[[ RECORDS TO USE open ]]

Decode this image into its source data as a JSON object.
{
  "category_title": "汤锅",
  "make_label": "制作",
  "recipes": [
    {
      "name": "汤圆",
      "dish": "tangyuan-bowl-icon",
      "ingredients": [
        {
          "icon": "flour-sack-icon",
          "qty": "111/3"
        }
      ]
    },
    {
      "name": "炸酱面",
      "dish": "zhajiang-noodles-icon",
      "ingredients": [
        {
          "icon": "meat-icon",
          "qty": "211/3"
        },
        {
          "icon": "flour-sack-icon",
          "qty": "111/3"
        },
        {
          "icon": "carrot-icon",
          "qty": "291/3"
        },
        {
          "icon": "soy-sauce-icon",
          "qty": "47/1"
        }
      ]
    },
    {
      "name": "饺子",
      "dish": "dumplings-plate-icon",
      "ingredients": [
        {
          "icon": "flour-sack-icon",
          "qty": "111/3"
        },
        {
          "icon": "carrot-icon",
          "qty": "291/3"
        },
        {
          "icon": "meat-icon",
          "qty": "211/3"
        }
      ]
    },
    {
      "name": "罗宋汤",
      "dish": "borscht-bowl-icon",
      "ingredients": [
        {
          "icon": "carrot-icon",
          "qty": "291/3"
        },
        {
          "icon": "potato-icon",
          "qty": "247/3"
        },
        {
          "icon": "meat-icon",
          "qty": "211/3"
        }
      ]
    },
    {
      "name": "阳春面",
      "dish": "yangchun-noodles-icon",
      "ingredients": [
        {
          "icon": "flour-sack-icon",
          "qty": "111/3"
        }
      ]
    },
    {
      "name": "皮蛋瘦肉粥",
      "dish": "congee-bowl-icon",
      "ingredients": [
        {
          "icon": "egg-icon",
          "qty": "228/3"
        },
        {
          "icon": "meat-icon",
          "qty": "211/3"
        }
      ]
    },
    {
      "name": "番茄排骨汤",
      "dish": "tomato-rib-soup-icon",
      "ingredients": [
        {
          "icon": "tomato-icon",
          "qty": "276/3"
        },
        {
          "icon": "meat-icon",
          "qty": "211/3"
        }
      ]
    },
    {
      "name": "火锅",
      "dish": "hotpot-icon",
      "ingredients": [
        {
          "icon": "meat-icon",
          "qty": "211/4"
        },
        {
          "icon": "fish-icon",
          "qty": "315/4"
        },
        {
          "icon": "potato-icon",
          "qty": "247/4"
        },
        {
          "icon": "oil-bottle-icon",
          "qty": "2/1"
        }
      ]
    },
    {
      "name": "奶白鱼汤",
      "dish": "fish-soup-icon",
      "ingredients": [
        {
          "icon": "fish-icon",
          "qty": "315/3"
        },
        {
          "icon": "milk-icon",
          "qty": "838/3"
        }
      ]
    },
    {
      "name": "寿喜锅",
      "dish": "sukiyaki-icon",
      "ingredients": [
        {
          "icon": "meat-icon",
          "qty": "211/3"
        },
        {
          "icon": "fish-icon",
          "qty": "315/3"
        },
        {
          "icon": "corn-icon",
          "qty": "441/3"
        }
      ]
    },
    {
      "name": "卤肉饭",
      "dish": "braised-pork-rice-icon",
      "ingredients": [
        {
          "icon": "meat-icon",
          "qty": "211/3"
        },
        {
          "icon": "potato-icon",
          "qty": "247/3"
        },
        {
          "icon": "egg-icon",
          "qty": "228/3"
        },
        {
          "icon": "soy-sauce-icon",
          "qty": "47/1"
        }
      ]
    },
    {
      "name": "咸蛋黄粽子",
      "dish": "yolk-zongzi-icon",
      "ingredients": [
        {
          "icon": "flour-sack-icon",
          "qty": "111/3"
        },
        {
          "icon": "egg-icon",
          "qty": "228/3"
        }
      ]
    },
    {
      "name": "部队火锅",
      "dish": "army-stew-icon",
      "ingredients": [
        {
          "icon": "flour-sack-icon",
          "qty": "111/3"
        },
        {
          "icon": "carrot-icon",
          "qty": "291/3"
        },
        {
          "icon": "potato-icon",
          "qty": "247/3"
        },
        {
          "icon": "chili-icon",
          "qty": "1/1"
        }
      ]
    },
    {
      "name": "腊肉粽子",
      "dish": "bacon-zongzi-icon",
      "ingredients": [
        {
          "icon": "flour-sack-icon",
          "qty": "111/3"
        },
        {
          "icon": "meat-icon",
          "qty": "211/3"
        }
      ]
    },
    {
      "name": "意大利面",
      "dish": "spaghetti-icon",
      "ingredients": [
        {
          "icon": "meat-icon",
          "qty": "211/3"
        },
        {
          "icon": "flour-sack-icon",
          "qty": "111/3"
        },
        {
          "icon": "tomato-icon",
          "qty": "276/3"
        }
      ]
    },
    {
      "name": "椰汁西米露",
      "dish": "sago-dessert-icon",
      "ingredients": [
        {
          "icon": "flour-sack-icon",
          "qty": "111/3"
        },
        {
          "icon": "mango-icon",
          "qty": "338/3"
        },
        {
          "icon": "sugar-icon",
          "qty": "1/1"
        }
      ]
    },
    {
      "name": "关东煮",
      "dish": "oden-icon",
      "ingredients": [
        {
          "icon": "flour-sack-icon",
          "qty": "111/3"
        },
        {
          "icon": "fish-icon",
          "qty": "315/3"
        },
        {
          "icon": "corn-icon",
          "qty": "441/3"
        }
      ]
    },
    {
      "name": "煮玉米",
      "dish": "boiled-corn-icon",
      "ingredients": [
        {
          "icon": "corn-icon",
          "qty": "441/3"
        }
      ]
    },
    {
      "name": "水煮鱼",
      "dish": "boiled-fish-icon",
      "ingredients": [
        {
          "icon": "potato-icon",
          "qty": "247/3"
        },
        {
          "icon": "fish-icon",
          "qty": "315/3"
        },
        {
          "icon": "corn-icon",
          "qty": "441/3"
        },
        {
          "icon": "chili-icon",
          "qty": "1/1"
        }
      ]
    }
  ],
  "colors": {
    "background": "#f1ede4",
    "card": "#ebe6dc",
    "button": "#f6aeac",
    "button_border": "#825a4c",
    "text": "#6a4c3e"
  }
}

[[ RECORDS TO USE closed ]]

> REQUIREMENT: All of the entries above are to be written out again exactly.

> PROBLEM SOLUTION:
Decode this image into its source data as a JSON object.
{
  "category_title": "汤锅",
  "make_label": "制作",
  "recipes": [
    {
      "name": "汤圆",
      "dish": "tangyuan-bowl-icon",
      "ingredients": [
        {
          "icon": "flour-sack-icon",
          "qty": "111/3"
        }
      ]
    },
    {
      "name": "炸酱面",
      "dish": "zhajiang-noodles-icon",
      "ingredients": [
        {
          "icon": "meat-icon",
          "qty": "211/3"
        },
        {
          "icon": "flour-sack-icon",
          "qty": "111/3"
        },
        {
          "icon": "carrot-icon",
          "qty": "291/3"
        },
        {
          "icon": "soy-sauce-icon",
          "qty": "47/1"
        }
      ]
    },
    {
      "name": "饺子",
      "dish": "dumplings-plate-icon",
      "ingredients": [
        {
          "icon": "flour-sack-icon",
          "qty": "111/3"
        },
        {
          "icon": "carrot-icon",
          "qty": "291/3"
        },
        {
          "icon": "meat-icon",
          "qty": "211/3"
        }
      ]
    },
    {
      "name": "罗宋汤",
      "dish": "borscht-bowl-icon",
      "ingredients": [
        {
          "icon": "carrot-icon",
          "qty": "291/3"
        },
        {
          "icon": "potato-icon",
          "qty": "247/3"
        },
        {
          "icon": "meat-icon",
          "qty": "211/3"
        }
      ]
    },
    {
      "name": "阳春面",
      "dish": "yangchun-noodles-icon",
      "ingredients": [
        {
          "icon": "flour-sack-icon",
          "qty": "111/3"
        }
      ]
    },
    {
      "name": "皮蛋瘦肉粥",
      "dish": "congee-bowl-icon",
      "ingredients": [
        {
          "icon": "egg-icon",
          "qty": "228/3"
        },
        {
          "icon": "meat-icon",
          "qty": "211/3"
        }
      ]
    },
    {
      "name": "番茄排骨汤",
      "dish": "tomato-rib-soup-icon",
      "ingredients": [
        {
          "icon": "tomato-icon",
          "qty": "276/3"
        },
        {
          "icon": "meat-icon",
          "qty": "211/3"
        }
      ]
    },
    {
      "name": "火锅",
      "dish": "hotpot-icon",
      "ingredients": [
        {
          "icon": "meat-icon",
          "qty": "211/4"
        },
        {
          "icon": "fish-icon",
          "qty": "315/4"
        },
        {
          "icon": "potato-icon",
          "qty": "247/4"
        },
        {
          "icon": "oil-bottle-icon",
          "qty": "2/1"
        }
      ]
    },
    {
      "name": "奶白鱼汤",
      "dish": "fish-soup-icon",
      "ingredients": [
        {
          "icon": "fish-icon",
          "qty": "315/3"
        },
        {
          "icon": "milk-icon",
          "qty": "838/3"
        }
      ]
    },
    {
      "name": "寿喜锅",
      "dish": "sukiyaki-icon",
      "ingredients": [
        {
          "icon": "meat-icon",
          "qty": "211/3"
        },
        {
          "icon": "fish-icon",
          "qty": "315/3"
        },
        {
          "icon": "corn-icon",
          "qty": "441/3"
        }
      ]
    },
    {
      "name": "卤肉饭",
      "dish": "braised-pork-rice-icon",
      "ingredients": [
        {
          "icon": "meat-icon",
          "qty": "211/3"
        },
        {
          "icon": "potato-icon",
          "qty": "247/3"
        },
        {
          "icon": "egg-icon",
          "qty": "228/3"
        },
        {
          "icon": "soy-sauce-icon",
          "qty": "47/1"
        }
      ]
    },
    {
      "name": "咸蛋黄粽子",
      "dish": "yolk-zongzi-icon",
      "ingredients": [
        {
          "icon": "flour-sack-icon",
          "qty": "111/3"
        },
        {
          "icon": "egg-icon",
          "qty": "228/3"
        }
      ]
    },
    {
      "name": "部队火锅",
      "dish": "army-stew-icon",
      "ingredients": [
        {
          "icon": "flour-sack-icon",
          "qty": "111/3"
        },
        {
          "icon": "carrot-icon",
          "qty": "291/3"
        },
        {
          "icon": "potato-icon",
          "qty": "247/3"
        },
        {
          "icon": "chili-icon",
          "qty": "1/1"
        }
      ]
    },
    {
      "name": "腊肉粽子",
      "dish": "bacon-zongzi-icon",
      "ingredients": [
        {
          "icon": "flour-sack-icon",
          "qty": "111/3"
        },
        {
          "icon": "meat-icon",
          "qty": "211/3"
        }
      ]
    },
    {
      "name": "意大利面",
      "dish": "spaghetti-icon",
      "ingredients": [
        {
          "icon": "meat-icon",
          "qty": "211/3"
        },
        {
          "icon": "flour-sack-icon",
          "qty": "111/3"
        },
        {
          "icon": "tomato-icon",
          "qty": "276/3"
        }
      ]
    },
    {
      "name": "椰汁西米露",
      "dish": "sago-dessert-icon",
      "ingredients": [
        {
          "icon": "flour-sack-icon",
          "qty": "111/3"
        },
        {
          "icon": "mango-icon",
          "qty": "338/3"
        },
        {
          "icon": "sugar-icon",
          "qty": "1/1"
        }
      ]
    },
    {
      "name": "关东煮",
      "dish": "oden-icon",
      "ingredients": [
        {
          "icon": "flour-sack-icon",
          "qty": "111/3"
        },
        {
          "icon": "fish-icon",
          "qty": "315/3"
        },
        {
          "icon": "corn-icon",
          "qty": "441/3"
        }
      ]
    },
    {
      "name": "煮玉米",
      "dish": "boiled-corn-icon",
      "ingredients": [
        {
          "icon": "corn-icon",
          "qty": "441/3"
        }
      ]
    },
    {
      "name": "水煮鱼",
      "dish": "boiled-fish-icon",
      "ingredients": [
        {
          "icon": "potato-icon",
          "qty": "247/3"
        },
        {
          "icon": "fish-icon",
          "qty": "315/3"
        },
        {
          "icon": "corn-icon",
          "qty": "441/3"
        },
        {
          "icon": "chili-icon",
          "qty": "1/1"
        }
      ]
    }
  ],
  "colors": {
    "background": "#f1ede4",
    "card": "#ebe6dc",
    "button": "#f6aeac",
    "button_border": "#825a4c",
    "text": "#6a4c3e"
  }
}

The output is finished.